The rate of annual house price growth slowed for the tenth successive month in March to 0.7%, compared to 5.1% a year ago, the Your Move House Price Index for England and Wales found.
The average house price in England and Wales is now £301,490, up £130 on a month earlier and just £1,985 up on a year ago.
Prices fell in London and the South East but continue to grow elsewhere with six out of the 10 regions recently setting new peak average prices.
Oliver Blake, managing director of Your Move and Reeds Rains estate agents, said: “The slowdown in London and the South East is now well established.
“Yet the performance of many of our key cities and regions elsewhere shows that there’s still life in the market yet.”
The market’s significantly slowed since its peak in February 2016, when house prices were growing at 9.0% annually, but the slowdown is much more pronounced in London and the South East than elsewhere.
Excluding those two regions, the rest of England and Wales has seen prices grow at a more solid 2.6%, and other cities continue to power on, such as Bristol, with 8.4% annual growth.
Even within London, there are exceptions for example, Kensington and Chelsea, for instance, has seen prices increase by close to a third in the last year. And, whilst transactions levels are down, with an estimated 63,500 completed in March, that’s 6% higher than February.
Outside London, at least nine of the major cities in England & Wales set new peak prices in February, led by Bristol in the South West with 8.4% annual growth, but with cities across England and Wales showing strong growth.
They include Merseyside (up 5.7%) and Greater Manchester (5.1%) in the North West; Leicester (5.8%) and Derby (4.0%) in the East Midlands.
It also includes Birmingham (3.5%), West Yorkshire, Leeds, in Yorks and Humber (3.7%); and Cardiff in Wales (up 5.8%).
Growth in its two major population centres is supported by strong performance elsewhere, with 10.3% annual growth in Warrington and 14.1% in Blackburn with Darwen, the fastest annual growth outside Rutland – up 16.5%.
Nottingham (up 6.9% annually), Nottinghamshire (5.6%) and Leicester (5.8%) have all grown strongly in the last year.
Average prices in the latter are up 3.5% annually, due not only to Bristol’s performance, but also good performance from Bournemouth (6.2%), Cornwall (5.6%), Torbay (8.4%) and North Somerset (12.7%).

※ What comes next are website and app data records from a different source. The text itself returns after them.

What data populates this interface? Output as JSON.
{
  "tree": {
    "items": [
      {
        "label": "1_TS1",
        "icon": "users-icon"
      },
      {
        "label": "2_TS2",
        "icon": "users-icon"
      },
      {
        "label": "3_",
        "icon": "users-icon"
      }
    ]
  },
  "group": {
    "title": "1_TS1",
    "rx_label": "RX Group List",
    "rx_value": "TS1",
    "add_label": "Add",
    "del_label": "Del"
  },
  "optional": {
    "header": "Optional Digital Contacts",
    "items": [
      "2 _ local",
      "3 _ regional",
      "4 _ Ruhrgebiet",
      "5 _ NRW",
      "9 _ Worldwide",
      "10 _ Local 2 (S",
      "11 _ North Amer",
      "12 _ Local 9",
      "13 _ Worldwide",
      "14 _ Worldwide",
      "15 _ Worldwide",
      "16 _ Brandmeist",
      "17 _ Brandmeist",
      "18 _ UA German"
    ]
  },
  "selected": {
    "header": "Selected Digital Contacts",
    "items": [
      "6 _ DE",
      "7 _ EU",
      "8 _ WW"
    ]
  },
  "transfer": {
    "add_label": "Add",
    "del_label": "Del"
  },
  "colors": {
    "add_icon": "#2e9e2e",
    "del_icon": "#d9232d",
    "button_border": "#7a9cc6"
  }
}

Prices in London fell for the third month in a row in February, dropping by 0.7% to leave the average property in the capital worth £602,539, down 1.5% on last year.
Unlike previous months, price falls are no longer concentrated in the most expensive boroughs: the top 11 of London’s 33 boroughs have actually seen the smallest fall over the 12 months to March.
This is down just 0.2%, compared to 4% among the mid-priced boroughs and 0.3% in the cheapest 11.
However this is almost entirely due to a massive 30.7% annual increase in the average price in Kensington and Chelsea, London’s most expensive borough.
These transactions, each for prices over £10m, pushed the average price in the borough to a new peak of £2,570,950.
By contrast, other high end areas have seen big falls in the last 12 months, including a 15.9% drop in prices in Wandsworth, 14.7% for Richmond upon Thames and 11.4% in the City of London.
Overall, cheaper property in London does remain more robust, with the 11 lowest priced areas accounting for almost half the 11 boroughs to still report increases in the last year.
Only Redbridge, the 12th cheapest borough in London, grew stronger, up 6.2%. It was also the only borough, other than Kensington and Chelsea, to set a new peak average price in the month.